WHAT IS EXPECTED: Every record gets copied exactly, and no picture goes with it.

RECORDS FOR THIS EXERCISE:

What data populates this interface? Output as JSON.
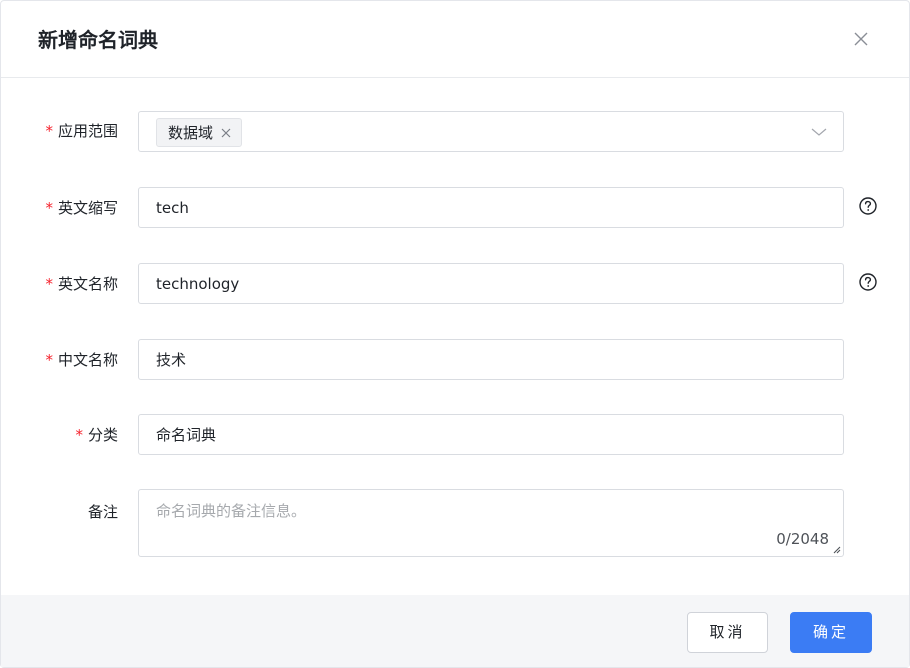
{
  "dialog": {
    "title": "新增命名词典"
  },
  "form": {
    "scope": {
      "label": "应用范围",
      "required": true,
      "tags": [
        "数据域"
      ]
    },
    "abbr": {
      "label": "英文缩写",
      "required": true,
      "value": "tech"
    },
    "en_name": {
      "label": "英文名称",
      "required": true,
      "value": "technology"
    },
    "cn_name": {
      "label": "中文名称",
      "required": true,
      "value": "技术"
    },
    "category": {
      "label": "分类",
      "required": true,
      "value": "命名词典"
    },
    "remark": {
      "label": "备注",
      "required": false,
      "placeholder": "命名词典的备注信息。",
      "counter": "0/2048"
    },
    "required_mark": "*"
  },
  "footer": {
    "cancel_label": "取消",
    "ok_label": "确定"
  },
  "colors": {
    "primary": "#3b7cf4",
    "required": "#f5222d",
    "footer_bg": "#f5f6f8"
  },
  "icons": {
    "close": "close-icon",
    "tag_close": "tag-close-icon",
    "dropdown": "chevron-down-icon",
    "help": "question-circle-icon",
    "resize": "resize-grip-icon"
  }
}
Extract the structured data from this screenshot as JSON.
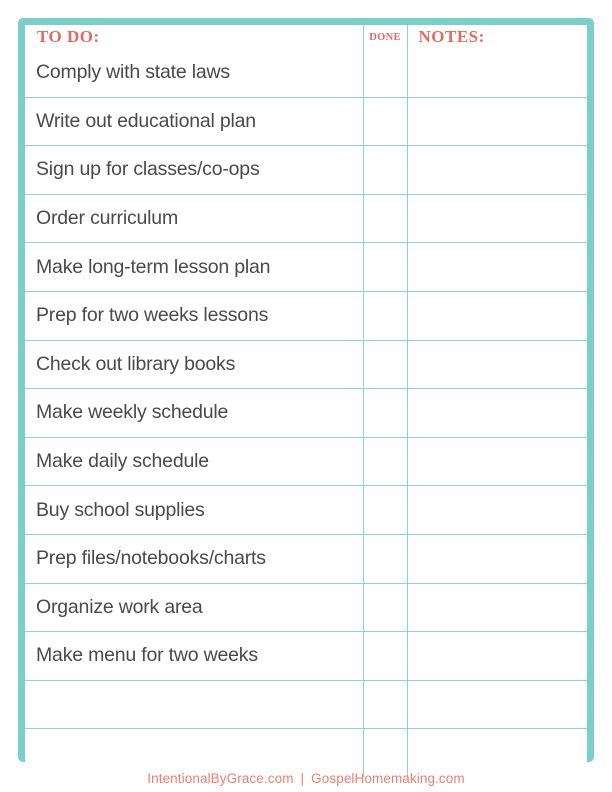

RESPONSE TO THIS EXERCISE:
What data populates this interface? Output as JSON.
{
  "dialog": {
    "title": "新增命名词典"
  },
  "form": {
    "scope": {
      "label": "应用范围",
      "required": true,
      "tags": [
        "数据域"
      ]
    },
    "abbr": {
      "label": "英文缩写",
      "required": true,
      "value": "tech"
    },
    "en_name": {
      "label": "英文名称",
      "required": true,
      "value": "technology"
    },
    "cn_name": {
      "label": "中文名称",
      "required": true,
      "value": "技术"
    },
    "category": {
      "label": "分类",
      "required": true,
      "value": "命名词典"
    },
    "remark": {
      "label": "备注",
      "required": false,
      "placeholder": "命名词典的备注信息。",
      "counter": "0/2048"
    },
    "required_mark": "*"
  },
  "footer": {
    "cancel_label": "取消",
    "ok_label": "确定"
  },
  "colors": {
    "primary": "#3b7cf4",
    "required": "#f5222d",
    "footer_bg": "#f5f6f8"
  },
  "icons": {
    "close": "close-icon",
    "tag_close": "tag-close-icon",
    "dropdown": "chevron-down-icon",
    "help": "question-circle-icon",
    "resize": "resize-grip-icon"
  }
}
Extract the structured data from this screenshot as JSON.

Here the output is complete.